What is expected: From first line to last, print the records exactly, but leave out the pictures.

Records supplied:
====

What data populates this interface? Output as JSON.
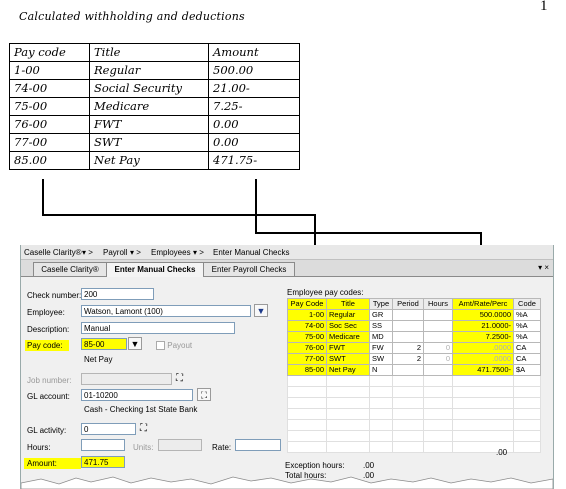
{
  "page_number": "1",
  "handwritten": {
    "title": "Calculated withholding and deductions",
    "columns": [
      "Pay code",
      "Title",
      "Amount"
    ],
    "rows": [
      [
        "1-00",
        "Regular",
        "500.00"
      ],
      [
        "74-00",
        "Social Security",
        "21.00-"
      ],
      [
        "75-00",
        "Medicare",
        "7.25-"
      ],
      [
        "76-00",
        "FWT",
        "0.00"
      ],
      [
        "77-00",
        "SWT",
        "0.00"
      ],
      [
        "85.00",
        "Net Pay",
        "471.75-"
      ]
    ]
  },
  "app": {
    "breadcrumb": [
      "Caselle Clarity®",
      "Payroll",
      "Employees",
      "Enter Manual Checks"
    ],
    "tabs": [
      "Caselle Clarity®",
      "Enter Manual Checks",
      "Enter Payroll Checks"
    ],
    "tab_controls": "▾ ×",
    "form": {
      "check_number_label": "Check number:",
      "check_number_value": "200",
      "employee_label": "Employee:",
      "employee_value": "Watson, Lamont  (100)",
      "description_label": "Description:",
      "description_value": "Manual",
      "pay_code_label": "Pay code:",
      "pay_code_value": "85-00",
      "payout_label": "Payout",
      "pay_code_desc": "Net Pay",
      "job_number_label": "Job number:",
      "job_number_value": "",
      "gl_account_label": "GL account:",
      "gl_account_value": "01-10200",
      "gl_account_desc": "Cash - Checking 1st State Bank",
      "gl_activity_label": "GL activity:",
      "gl_activity_value": "0",
      "hours_label": "Hours:",
      "units_label": "Units:",
      "rate_label": "Rate:",
      "amount_label": "Amount:",
      "amount_value": "471.75"
    },
    "grid": {
      "title": "Employee pay codes:",
      "columns": [
        "Pay Code",
        "Title",
        "Type",
        "Period",
        "Hours",
        "Amt/Rate/Perc",
        "Code"
      ],
      "rows": [
        [
          "1-00",
          "Regular",
          "GR",
          "",
          "",
          "500.0000",
          "%A"
        ],
        [
          "74-00",
          "Soc Sec",
          "SS",
          "",
          "",
          "21.0000-",
          "%A"
        ],
        [
          "75-00",
          "Medicare",
          "MD",
          "",
          "",
          "7.2500-",
          "%A"
        ],
        [
          "76-00",
          "FWT",
          "FW",
          "2",
          "0",
          ".0000",
          "CA"
        ],
        [
          "77-00",
          "SWT",
          "SW",
          "2",
          "0",
          ".0000",
          "CA"
        ],
        [
          "85-00",
          "Net Pay",
          "N",
          "",
          "",
          "471.7500-",
          "$A"
        ]
      ],
      "footer_value": ".00"
    },
    "exception_hours_label": "Exception hours:",
    "exception_hours_value": ".00",
    "total_hours_label": "Total hours:",
    "total_hours_value": ".00"
  },
  "colors": {
    "highlight": "#ffff00",
    "window_bg": "#f0f0f0"
  }
}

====

Result of this exercise:
What data populates this interface? Output as JSON.
{
  "page_number": "1",
  "handwritten": {
    "title": "Calculated withholding and deductions",
    "columns": [
      "Pay code",
      "Title",
      "Amount"
    ],
    "rows": [
      [
        "1-00",
        "Regular",
        "500.00"
      ],
      [
        "74-00",
        "Social Security",
        "21.00-"
      ],
      [
        "75-00",
        "Medicare",
        "7.25-"
      ],
      [
        "76-00",
        "FWT",
        "0.00"
      ],
      [
        "77-00",
        "SWT",
        "0.00"
      ],
      [
        "85.00",
        "Net Pay",
        "471.75-"
      ]
    ]
  },
  "app": {
    "breadcrumb": [
      "Caselle Clarity®",
      "Payroll",
      "Employees",
      "Enter Manual Checks"
    ],
    "tabs": [
      "Caselle Clarity®",
      "Enter Manual Checks",
      "Enter Payroll Checks"
    ],
    "tab_controls": "▾ ×",
    "form": {
      "check_number_label": "Check number:",
      "check_number_value": "200",
      "employee_label": "Employee:",
      "employee_value": "Watson, Lamont  (100)",
      "description_label": "Description:",
      "description_value": "Manual",
      "pay_code_label": "Pay code:",
      "pay_code_value": "85-00",
      "payout_label": "Payout",
      "pay_code_desc": "Net Pay",
      "job_number_label": "Job number:",
      "job_number_value": "",
      "gl_account_label": "GL account:",
      "gl_account_value": "01-10200",
      "gl_account_desc": "Cash - Checking 1st State Bank",
      "gl_activity_label": "GL activity:",
      "gl_activity_value": "0",
      "hours_label": "Hours:",
      "units_label": "Units:",
      "rate_label": "Rate:",
      "amount_label": "Amount:",
      "amount_value": "471.75"
    },
    "grid": {
      "title": "Employee pay codes:",
      "columns": [
        "Pay Code",
        "Title",
        "Type",
        "Period",
        "Hours",
        "Amt/Rate/Perc",
        "Code"
      ],
      "rows": [
        [
          "1-00",
          "Regular",
          "GR",
          "",
          "",
          "500.0000",
          "%A"
        ],
        [
          "74-00",
          "Soc Sec",
          "SS",
          "",
          "",
          "21.0000-",
          "%A"
        ],
        [
          "75-00",
          "Medicare",
          "MD",
          "",
          "",
          "7.2500-",
          "%A"
        ],
        [
          "76-00",
          "FWT",
          "FW",
          "2",
          "0",
          ".0000",
          "CA"
        ],
        [
          "77-00",
          "SWT",
          "SW",
          "2",
          "0",
          ".0000",
          "CA"
        ],
        [
          "85-00",
          "Net Pay",
          "N",
          "",
          "",
          "471.7500-",
          "$A"
        ]
      ],
      "footer_value": ".00"
    },
    "exception_hours_label": "Exception hours:",
    "exception_hours_value": ".00",
    "total_hours_label": "Total hours:",
    "total_hours_value": ".00"
  },
  "colors": {
    "highlight": "#ffff00",
    "window_bg": "#f0f0f0"
  }
}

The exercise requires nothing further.